How to File a Separate Return When Married

Togetherness is key to a satisfying marriage, but not necessarily when you're filing a federal income tax return. In some situations, filing a separate return will allow you to save on taxes. In addition, filing separately places the responsibility of paying taxes solely on the individual who earned the taxable income. The process of completing the returns and sending them to the IRS is similar to filing when you're single or married filing jointly.

Step 1

Get a blank copy of Form 1040 or 1040A. You may not use Form 1040EZ to file separate returns. Indicate the filing status as "married, filing separately" at the top of the form. You must list your name, address and Social Security number, as well as the full name and Social Security number of your spouse.

Step 2

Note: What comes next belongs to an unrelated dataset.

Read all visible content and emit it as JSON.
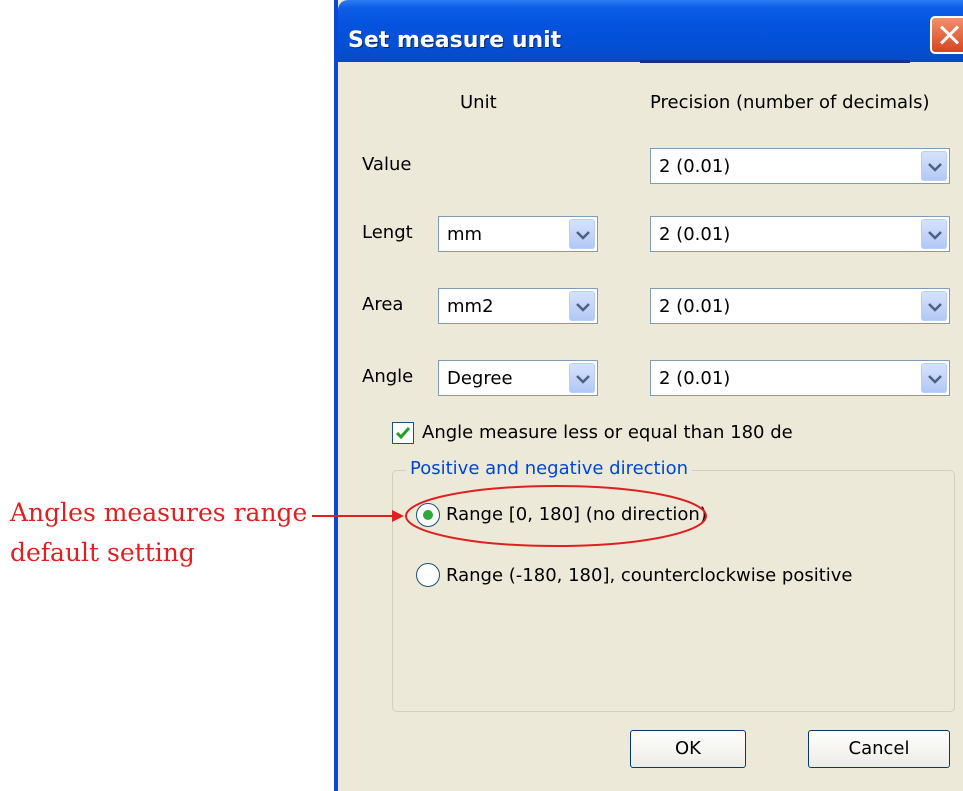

List your exemptions, including yourself and any children or other dependents you are claiming. You may list your spouse as an exemption only if your spouse had no income and is not claimed as a dependent on someone else's tax return. List your income as well as your deductions. If you itemize, then your spouse must also itemize -- thereby forgoing the standard deduction -- and vice versa. Filing separate returns affects deduction and credit amounts for both filers; the limit on capital loss deductions, for example, is $1,500 for each filer, rather than $3,000 as it would be on a joint return.

Step 3

Figure your tax from the tax tables provided by the IRS. In most cases, the tax rate will be higher for separate filers than for those filing joint returns. However, if you itemize deductions, you might reduce your taxable income by a greater amount than you would be able to on a joint return. The IRS limits many deductions to those expenses over a percentage of adjusted gross income. If your AGI amount is lower, then your itemized deduction amount potentially is higher.

Tips

  • Figure your total tax on both joint and separate returns to see if filing separately is really to your advantage. If you file a separate return, you may amend it to a joint return within three years of the due date of the original return.

Warnings

  • You cannot take the earned income credit, or the income for child care expenses, when filing a separate return. Nor can you take education credits such as the American Opportunity credit.
  • Only one spouse can claim a child's exemption and deductions; if the parents live separately, then the exemption goes to the parent who hosts the child more than half of the year.

Photo Credits

  • Comstock/Comstock/Getty Images

About the Author

Zacks Investment Research

is an A+ Rated BBB

Accredited Business.